On Jamaican MC Terry Lynn ’s beloved yet beleaguered island, dancehall is king. But this Kingston queen shines a light on her ghetto community of Waterhouse through an electro filter. On Lynn’s astonishing debut album, Kingstonlogic 2.0, synth stabs build urgency, techno beats ricochet and achingly raw lyrics suck you in. It’s the result of a long collaboration and “a whole heap of phone cards” with Zurich-based Canadian producer Phred. “He would push me,” she tells us via email, “introducing me to new sounds and helping me carve my ideas into it.”
Set against a backdrop of the Jamaican charts – awash with the formulaic sounds of Elephant Man and Vybz Cartel – it’s even more thrilling. “I feel like it kinda stuck,” she’s says of the local dancehall scene. “With 10, 15 artists on a riddim it don’t really give new talent too much room to express themselves with something fresh.”
Breaking through isn’t just a popularity contest. Jamaican artists also have to battle the payola system, the illegal but widely practised play-for-play manipulation of the airwaves. Something that Lynn neatly sidestepped by giving away copies of Kingstonlogic 2.0 for free, forcing the stations to take notice: “It was funny to watch radio jump in to support it, and somehow call me Jamaica’s new Cinderella or something.”

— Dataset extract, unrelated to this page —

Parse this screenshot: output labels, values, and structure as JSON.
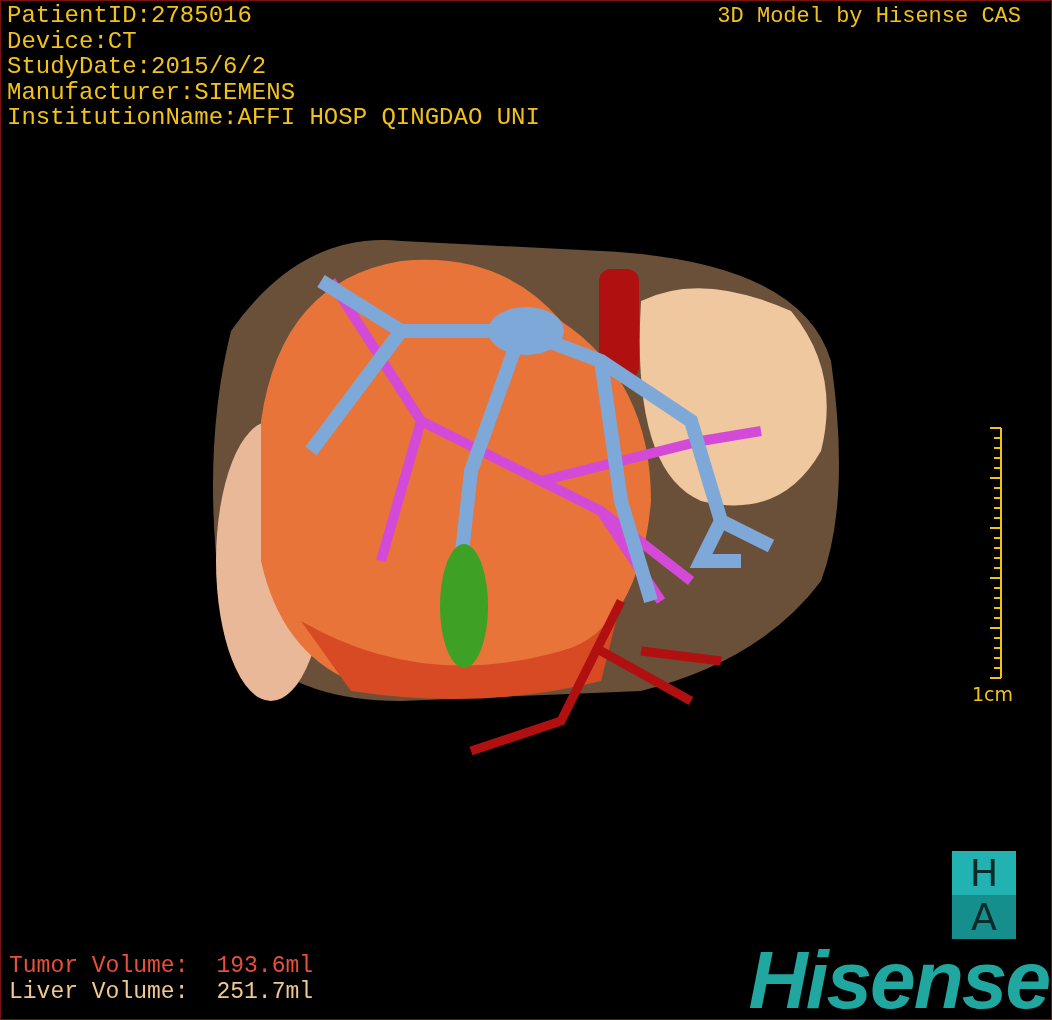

Another inevitable but lazy gender-based comparison would be MIA. However, Terry Lynn’s electric dreams are closer to Sheffield’s Toddla T or Switzerland’s Wildlife , who’s fingerprints are all over album stand-out tracks IMF, Streetlife, System and Screaming In The Night. Then there’s title track and single Kingstonlogic, which borrows the driving techno beats and conveyor belt delivery of Daft Punk’s Technologic. What first seems like an incongruous pairing makes sense when you begin to see island life through Lynn’s eyes. “Kingston streets is arithmetic,” she sings, a finger pointed at the poverty and politics that add up to a cyclic system of crime, corruption and fractured community.
But can you dance to it? God yes. Lynn’s rhymes about the daily grind of survival are made to wind to. And with the thumbs up from Diplo , Kingstonlogic 2.0 looks set to blow up dancefloors – and open doors – the world over. But how will Jamaica itself respond? Only time will tell. Here’s hoping that Lynn is the woman to shake up the system.
Kingston Logic is out on 6th April